  • Michael Murray

    I love the ads on this site. Has anyone tried the WD40 trick on the toilet bowl ? I guess it stops the toilet paper squeaking. I still don’t know what the tiny little hole in the padlock is for though. Apologies if some cunning algorithm has selected this ads just for me.

    • Michael Neville

      The ads I see have buxom women in bikinis inviting me to visit to Israel, Cyprus or Crete.

      • Michael Murray

        Ah so google knows my deep interest in toilet bowls and padlocks!

    • (A repeated story, apologies.)

      This reminds me of the Christian who came to the atheist blog site and launched into a tirade about their immorality because even the ads were immoral–lots of gay sex ads, etc.

      A regular at the blog had to break it to him (in public, I bet it was difficult) that ads aren’t specific to the site but are specific to the reader, and the google was simply picking up the gay sex from his previous searches.

      Apparently, he didn’t say much after that.

      • Michael Murray

        Nice. I hadn’t heard that one. I am prone sometimes to using Amazon as the quickest way to find a book to recommend to an undergraduate. That could be hazardous as well as it offers you up random things from your previous searches with no concept of “at work”.

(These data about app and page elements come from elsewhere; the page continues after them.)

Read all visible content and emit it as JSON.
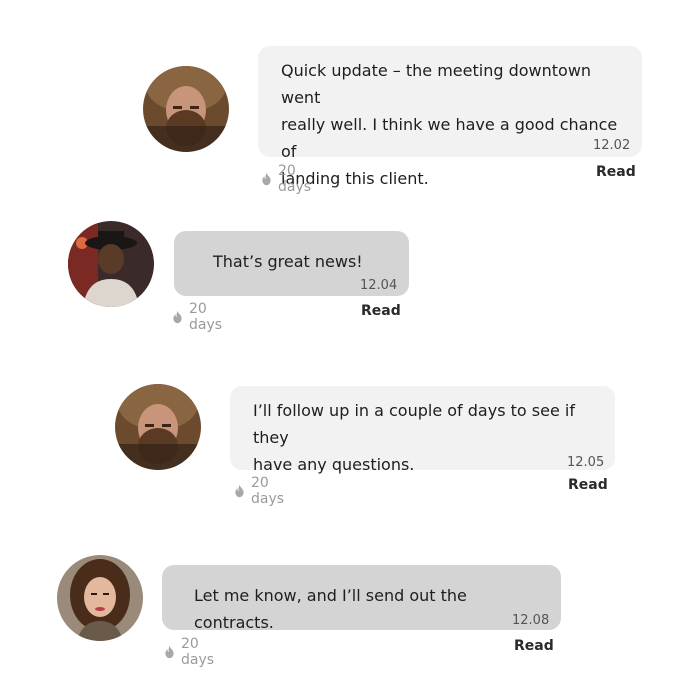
{
  "messages": [
    {
      "sender": "bearded-man",
      "text_lines": [
        "Quick update – the meeting downtown went",
        "really well. I think we have a good chance of",
        "landing this client."
      ],
      "time": "12.02",
      "age": "20 days",
      "status": "Read"
    },
    {
      "sender": "man-in-hat",
      "text_lines": [
        "That’s great news!"
      ],
      "time": "12.04",
      "age": "20 days",
      "status": "Read"
    },
    {
      "sender": "bearded-man",
      "text_lines": [
        "I’ll follow up in a couple of days to see if they",
        "have any questions."
      ],
      "time": "12.05",
      "age": "20 days",
      "status": "Read"
    },
    {
      "sender": "woman",
      "text_lines": [
        "Let me know, and I’ll send out the contracts."
      ],
      "time": "12.08",
      "age": "20 days",
      "status": "Read"
    }
  ],
  "colors": {
    "bubble_light": "#f2f2f2",
    "bubble_dark": "#d4d4d4",
    "meta_text": "#9a9a9a",
    "flame_icon": "#a8a8a8"
  },
  "icons": {
    "age_icon": "flame-icon"
  }
}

      • LastManOnEarth

        Not with his mouth full.